Growing Shallots

Shallots: my new little darlings in the kitchen.

It’s the end of February and Spring garden fever is setting in.

I’m choosing to ignore those pesky patches of snow on the ground.

Early Spring is actually a great time to plant some of my favorite veggies: sugar snap peas, lettuce, cauliflower, broccoli and onions.

This year though, the star of the early show will be shallots.

Shallots are my new little darlings in the kitchen. That sweet onion and garlic flavor is putting a new twist on my hashbrowns, stir-fry and roasted vegetables, pizzas, pastas and more.

In fact, shallots do seem to be that perfect union of garlic and onion. They slice up and have the texture of an onion yet come in cloves like garlic.

In my garden, I plant garlic in the Fall and onions in the early Spring. I will likely choose to plant shallots during both seasons for a continuous supply.

Shallots can be planted as seeds or bulbs. I’ve always had better luck with bulbs, so that’s my plan.

Both Al’s Garden Center and Farmington Gardens carry the bulbs.

So as soon as this cold spell retreats and the soil isn’t frozen, I’ll be out putting bulbs in my raised garden beds.

Shallots grow best in loose, well-drained soil in full sun. Plant the bulbs about an inch or two deep with the tips slightly poking out from the soil’s surface.
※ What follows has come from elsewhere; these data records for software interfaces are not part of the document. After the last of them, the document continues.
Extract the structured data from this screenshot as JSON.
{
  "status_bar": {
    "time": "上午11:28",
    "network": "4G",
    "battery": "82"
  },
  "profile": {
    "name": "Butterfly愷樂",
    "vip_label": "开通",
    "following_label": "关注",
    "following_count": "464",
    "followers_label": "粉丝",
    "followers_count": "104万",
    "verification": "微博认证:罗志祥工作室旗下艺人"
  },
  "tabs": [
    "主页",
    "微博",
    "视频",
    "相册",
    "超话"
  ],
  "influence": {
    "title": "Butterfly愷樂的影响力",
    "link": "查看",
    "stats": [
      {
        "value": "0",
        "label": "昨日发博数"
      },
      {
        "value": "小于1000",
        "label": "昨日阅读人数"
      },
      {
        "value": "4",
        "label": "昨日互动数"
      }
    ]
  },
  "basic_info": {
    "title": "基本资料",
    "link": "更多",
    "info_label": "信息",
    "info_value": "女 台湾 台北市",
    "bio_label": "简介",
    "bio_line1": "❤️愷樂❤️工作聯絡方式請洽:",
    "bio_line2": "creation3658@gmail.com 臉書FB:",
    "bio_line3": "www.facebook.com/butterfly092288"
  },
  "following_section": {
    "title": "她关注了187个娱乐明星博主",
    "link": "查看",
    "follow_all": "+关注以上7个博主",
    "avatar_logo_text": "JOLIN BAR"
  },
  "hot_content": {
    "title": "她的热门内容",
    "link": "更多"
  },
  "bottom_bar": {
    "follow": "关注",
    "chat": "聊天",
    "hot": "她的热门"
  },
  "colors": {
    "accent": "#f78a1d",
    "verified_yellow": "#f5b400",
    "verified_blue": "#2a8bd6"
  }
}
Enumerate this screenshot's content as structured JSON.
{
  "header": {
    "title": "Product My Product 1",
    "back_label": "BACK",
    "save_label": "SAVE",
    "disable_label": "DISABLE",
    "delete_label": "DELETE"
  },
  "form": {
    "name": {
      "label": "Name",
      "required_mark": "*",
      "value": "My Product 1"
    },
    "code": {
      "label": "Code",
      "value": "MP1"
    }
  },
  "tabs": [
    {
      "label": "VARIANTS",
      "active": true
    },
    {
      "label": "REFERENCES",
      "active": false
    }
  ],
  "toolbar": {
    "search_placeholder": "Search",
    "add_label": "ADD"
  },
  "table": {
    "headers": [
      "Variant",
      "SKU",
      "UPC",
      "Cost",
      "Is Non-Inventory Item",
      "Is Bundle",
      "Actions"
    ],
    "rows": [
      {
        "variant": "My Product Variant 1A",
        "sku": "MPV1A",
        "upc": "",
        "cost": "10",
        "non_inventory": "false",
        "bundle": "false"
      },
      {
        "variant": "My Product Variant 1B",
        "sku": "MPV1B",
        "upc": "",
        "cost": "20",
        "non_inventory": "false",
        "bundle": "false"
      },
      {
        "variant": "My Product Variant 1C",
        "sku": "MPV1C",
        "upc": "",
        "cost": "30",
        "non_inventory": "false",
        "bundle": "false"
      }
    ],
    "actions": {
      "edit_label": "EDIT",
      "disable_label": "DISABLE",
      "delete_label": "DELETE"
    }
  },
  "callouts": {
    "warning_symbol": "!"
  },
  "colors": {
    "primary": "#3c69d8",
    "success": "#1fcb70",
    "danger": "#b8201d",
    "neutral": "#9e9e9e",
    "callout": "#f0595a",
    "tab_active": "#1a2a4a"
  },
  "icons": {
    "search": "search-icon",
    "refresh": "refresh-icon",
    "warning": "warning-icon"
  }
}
And, space them 6 to 8 inches apart.

The rest is just like onions.

Shallots are ready to harvest when the leaves begin to yellow.

Lift them out, shake off the dirt and store in a dark, warm and dry place for a week to cure (I use the attic).

Then you can move them to a mesh bag and store in a cool, dry place for months (I use a loosely closed box in my garage).

I found more tips for caring and storing shallots at